Bug Graduation Party
We made bug cupcakes topped with red m&ms with black frosting dots for ladybugs and yellow m&ms with black frosting stripes for bees.
We even had bug chocolates on the tables and bug favor bags for everyone.
Bug Favor Bags
One word of warning though – we (coincidentally?) had more pesky live ants to deal with in our kitchen that summer than ever before or since. My husband was convinced that the ants mistakenly thought our little ant decoration was some sort of tiny god that they all just had to make a pilgrimage to come visit.
So decorate with caution… 🙂
So excited that May is almost here – such a fun (and busy) month to celebrate the end of the school year and bring on the start of summer! For May I like to decorate our kitchen with daisies. They are cheerful and fresh, and they seem to capture the feeling in May that summer is just around the corner. I fill jars with daisies and put pots and vases of daisies out. They go with just about any color, so it’s a nice, quick update that works anywhere.

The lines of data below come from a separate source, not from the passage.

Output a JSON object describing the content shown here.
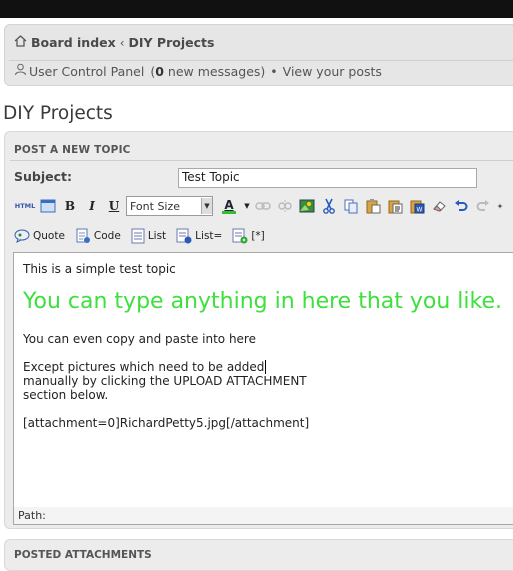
{
  "nav": {
    "board_index": "Board index",
    "separator": "‹",
    "forum": "DIY Projects",
    "ucp_link": "User Control Panel",
    "messages_count": "0",
    "messages_suffix": "new messages",
    "bullet": "•",
    "view_posts": "View your posts"
  },
  "page": {
    "title": "DIY Projects"
  },
  "form": {
    "section_title": "POST A NEW TOPIC",
    "subject_label": "Subject:",
    "subject_value": "Test Topic"
  },
  "toolbar": {
    "html_label": "HTML",
    "bold": "B",
    "italic": "I",
    "underline": "U",
    "font_size": "Font Size",
    "font_color": "A",
    "icons": [
      "link-icon",
      "unlink-icon",
      "image-icon",
      "cut-icon",
      "copy-icon",
      "paste-icon",
      "paste-text-icon",
      "paste-word-icon",
      "eraser-icon",
      "undo-icon",
      "redo-icon"
    ]
  },
  "toolbar2": {
    "quote": "Quote",
    "code": "Code",
    "list": "List",
    "list_ordered": "List=",
    "list_item": "[*]"
  },
  "editor": {
    "line1": "This is a simple test topic",
    "big_line": "You can type anything in here that you like.",
    "big_color": "#3de03d",
    "line3": "You can even copy and paste into here",
    "line4": "Except pictures which need to be added",
    "line5": "manually by clicking the UPLOAD ATTACHMENT",
    "line6": "section below.",
    "line7": "[attachment=0]RichardPetty5.jpg[/attachment]",
    "path_label": "Path:"
  },
  "attachments": {
    "title": "POSTED ATTACHMENTS"
  }
}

I even had our daughter make a craft with handprint daisies in a construction paper ball jar for the fridge. So easy and cute. So put out some daisies and welcome the month of May!
It’s been kind of a gloomy, cool, and wet spring around here so far this year. So when we had a nice warm springy Saturday in the forecast this week, I knew we needed to plan a fun springy outside activity. I had the bright idea that we should take our 2 and a half year old to visit a local dairy farm. Doesn’t that sound lovely? A visit to the farm on a nice spring day. Think Charlotte’s Web – everything about the farm in that story was delightful in the spring. I even wrote a paper about it in high school – the symbolism of joyful spring archetypes and new life in Charlotte’s Web. I knew our daughter would love a trip to the farm, right? Not so much. It was more like celebrating Festivus with the “Airing of Grievances” than celebrating a beautiful spring day by exploring a farm.
We told her she was going to get to visit a farm when we got up on Saturday. She squealed with joy. She couldn’t wait to see cows and chickies and eggs. All the way there she asked if every house we passed was the farm. She was so excited.
And the we pulled up to the farm. We got out of the car and she declared that the barn looked dirty and needed cleaning. (A girl after my own heart, I must admit.) Then we went in to get our tickets and started our tour. Just as I had hoped, the cows were right there waiting for us. She said that they were too smelly. She wished to see piglets instead because they wouldn’t be smelly. (Ahh, if she only knew!) However, there were no piglets at the dairy farm, so we moved on to see some darling spring baby chicks. She was offended that they did not have any eggs for her. (She loves her plastic eggs from her Easter baskets.) Then she decided that she wanted to see a tractor. To our good fortune, a tractor pulled in just down the path and began composting. Once again, she said that this was too smelly.
We decided to quit while we were behind and head back for ice cream samples – because, let’s be honest, isn’t that really the main point of visiting a dairy farm? She enjoyed the ice cream, but then started complaining that she didn’t want to go home because she was devastated that we wouldn’t let her take one of the cows (that 20 minutes earlier she had deemed to smelly to be around) home with her.
All in all, not the idyllic spring outing to the farm I had envisioned. However, I still stand by the notion that a trip to a farm has the potential to be a lovely spring activity. So try it for yourself – if you dare. I think I’m just going to stay in and reread Charlotte’s Web myself though.